Required work = Every line below containing the word "text" should be found and copied.

(Element data from apps and pages)
╭──
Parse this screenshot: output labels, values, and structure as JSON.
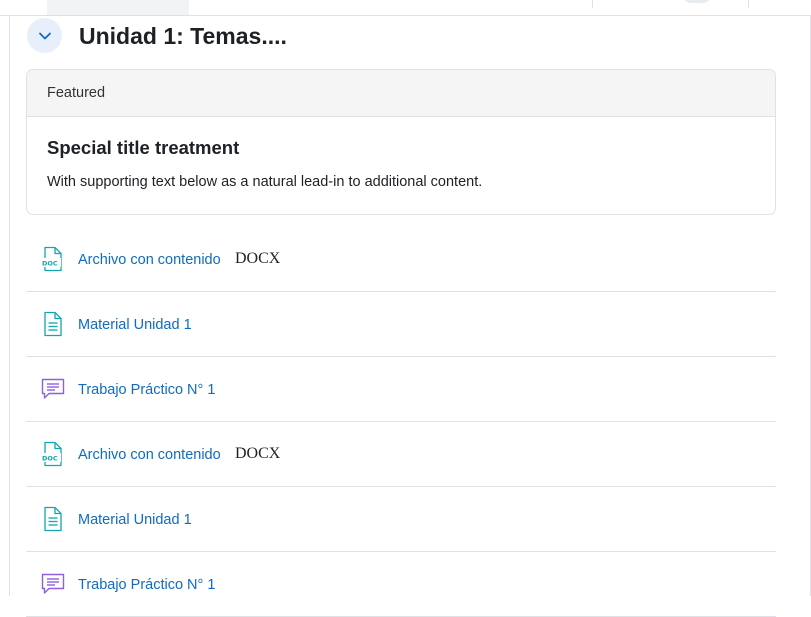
{
  "section": {
    "title": "Unidad 1: Temas....",
    "toggle_icon": "chevron-down-icon"
  },
  "card": {
    "header": "Featured",
    "title": "Special title treatment",
    "text": "With supporting text below as a natural lead-in to additional content."
  },
  "activities": [
    {
      "label": "Archivo con contenido",
      "badge": "DOCX",
      "icon": "docx-file-icon"
    },
    {
      "label": "Material Unidad 1",
      "badge": "",
      "icon": "page-icon"
    },
    {
      "label": "Trabajo Práctico N° 1",
      "badge": "",
      "icon": "forum-icon"
    },
    {
      "label": "Archivo con contenido",
      "badge": "DOCX",
      "icon": "docx-file-icon"
    },
    {
      "label": "Material Unidad 1",
      "badge": "",
      "icon": "page-icon"
    },
    {
      "label": "Trabajo Práctico N° 1",
      "badge": "",
      "icon": "forum-icon"
    }
  ],
  "colors": {
    "link": "#0f6cbf",
    "doc_icon": "#11a8ab",
    "forum_icon": "#8f5fe0",
    "toggle_bg": "#e7f0fa"
  }
}
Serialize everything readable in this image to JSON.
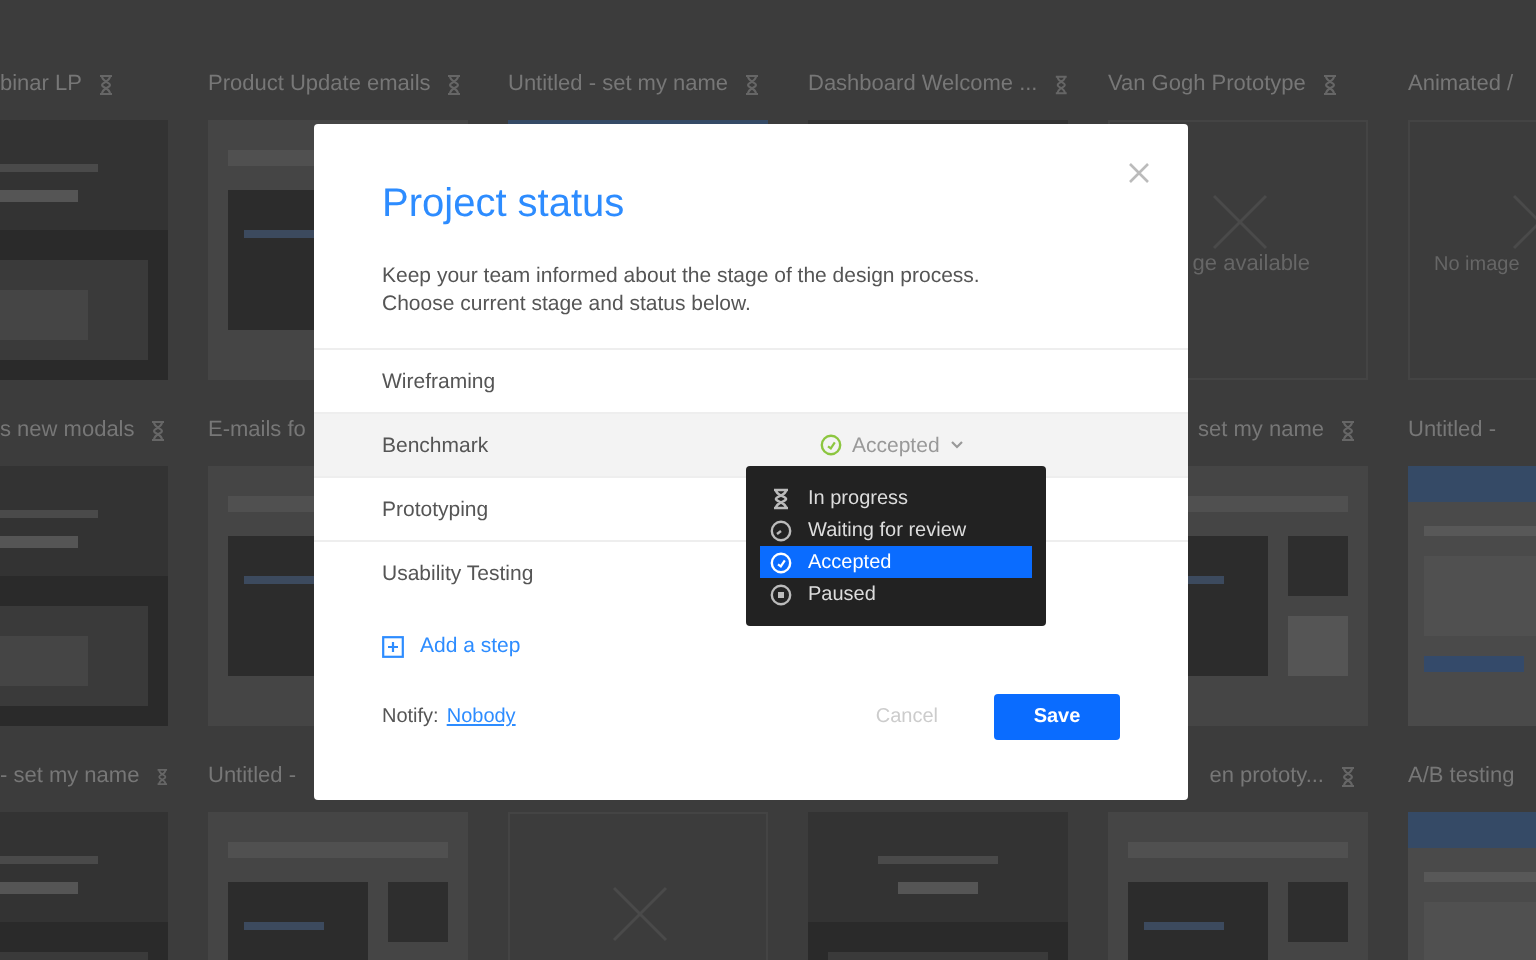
{
  "projects": [
    [
      {
        "kind": "picture",
        "title": "binar LP"
      },
      {
        "kind": "picture",
        "title": "Product Update emails"
      },
      {
        "kind": "picture",
        "title": "Untitled - set my name"
      },
      {
        "kind": "picture",
        "title": "Dashboard Welcome ..."
      },
      {
        "kind": "no_image",
        "title": "Van Gogh Prototype",
        "text": "ge available"
      },
      {
        "kind": "no_image",
        "title": "Animated /",
        "text": "No image"
      }
    ],
    [
      {
        "kind": "picture",
        "title": "s new modals"
      },
      {
        "kind": "picture",
        "title": "E-mails fo"
      },
      {
        "kind": "covered"
      },
      {
        "kind": "covered"
      },
      {
        "kind": "picture",
        "title": "set my name"
      },
      {
        "kind": "picture",
        "title": "Untitled -"
      }
    ],
    [
      {
        "kind": "picture",
        "title": "- set my name"
      },
      {
        "kind": "picture",
        "title": "Untitled -"
      },
      {
        "kind": "no_image"
      },
      {
        "kind": "picture"
      },
      {
        "kind": "picture",
        "title": "en prototy..."
      },
      {
        "kind": "picture",
        "title": "A/B testing"
      }
    ]
  ],
  "dialog": {
    "title": "Project status",
    "description": [
      "Keep your team informed about the stage of the design process.",
      "Choose current stage and status below."
    ],
    "steps": [
      {
        "label": "Wireframing",
        "selected": false
      },
      {
        "label": "Benchmark",
        "selected": true,
        "status": {
          "label": "Accepted",
          "kind": "accepted",
          "expanded": true
        }
      },
      {
        "label": "Prototyping",
        "selected": false
      },
      {
        "label": "Usability Testing",
        "selected": false
      }
    ],
    "status_menu": [
      {
        "label": "In progress",
        "kind": "in_progress",
        "selected": false
      },
      {
        "label": "Waiting for review",
        "kind": "waiting",
        "selected": false
      },
      {
        "label": "Accepted",
        "kind": "accepted",
        "selected": true
      },
      {
        "label": "Paused",
        "kind": "paused",
        "selected": false
      }
    ],
    "add_step": "Add a step",
    "notify_label": "Notify:",
    "notify_value": "Nobody",
    "cancel": "Cancel",
    "save": "Save"
  }
}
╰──
Your solution =
    "text": "With supporting text below as a natural lead-in to additional content."
        "text": "ge available"
        "text": "No image"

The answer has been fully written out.